Items from an interface collection
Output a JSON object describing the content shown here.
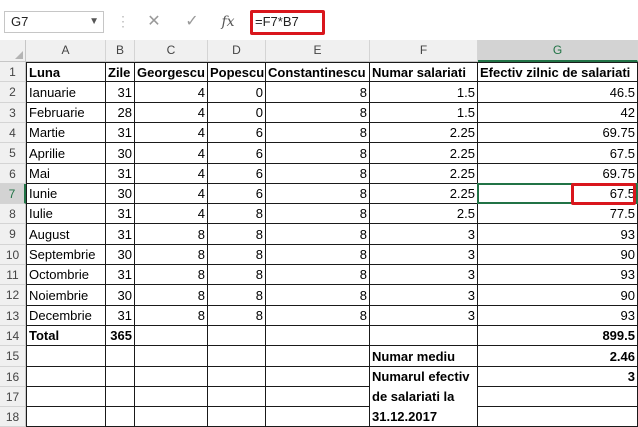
{
  "formula_bar": {
    "name_box": "G7",
    "cancel_icon": "✕",
    "enter_icon": "✓",
    "function_icon": "fx",
    "formula": "=F7*B7"
  },
  "columns": [
    "A",
    "B",
    "C",
    "D",
    "E",
    "F",
    "G"
  ],
  "selected_column": "G",
  "rows": [
    "1",
    "2",
    "3",
    "4",
    "5",
    "6",
    "7",
    "8",
    "9",
    "10",
    "11",
    "12",
    "13",
    "14",
    "15",
    "16",
    "17",
    "18"
  ],
  "selected_row": "7",
  "selected_cell": "G7",
  "highlight_color": "#d9161c",
  "selection_color": "#217346",
  "table": {
    "headers": [
      "Luna",
      "Zile",
      "Georgescu",
      "Popescu",
      "Constantinescu",
      "Numar salariati",
      "Efectiv zilnic de salariati"
    ],
    "data": [
      [
        "Ianuarie",
        "31",
        "4",
        "0",
        "8",
        "1.5",
        "46.5"
      ],
      [
        "Februarie",
        "28",
        "4",
        "0",
        "8",
        "1.5",
        "42"
      ],
      [
        "Martie",
        "31",
        "4",
        "6",
        "8",
        "2.25",
        "69.75"
      ],
      [
        "Aprilie",
        "30",
        "4",
        "6",
        "8",
        "2.25",
        "67.5"
      ],
      [
        "Mai",
        "31",
        "4",
        "6",
        "8",
        "2.25",
        "69.75"
      ],
      [
        "Iunie",
        "30",
        "4",
        "6",
        "8",
        "2.25",
        "67.5"
      ],
      [
        "Iulie",
        "31",
        "4",
        "8",
        "8",
        "2.5",
        "77.5"
      ],
      [
        "August",
        "31",
        "8",
        "8",
        "8",
        "3",
        "93"
      ],
      [
        "Septembrie",
        "30",
        "8",
        "8",
        "8",
        "3",
        "90"
      ],
      [
        "Octombrie",
        "31",
        "8",
        "8",
        "8",
        "3",
        "93"
      ],
      [
        "Noiembrie",
        "30",
        "8",
        "8",
        "8",
        "3",
        "90"
      ],
      [
        "Decembrie",
        "31",
        "8",
        "8",
        "8",
        "3",
        "93"
      ]
    ],
    "total": {
      "label": "Total",
      "days": "365",
      "value": "899.5"
    },
    "summary": [
      {
        "label": "Numar mediu",
        "value": "2.46"
      },
      {
        "label": "Numarul efectiv",
        "value": "3"
      },
      {
        "label": "de salariati la",
        "value": ""
      },
      {
        "label": "31.12.2017",
        "value": ""
      }
    ]
  }
}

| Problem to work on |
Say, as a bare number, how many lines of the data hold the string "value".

| Solved exercise |
5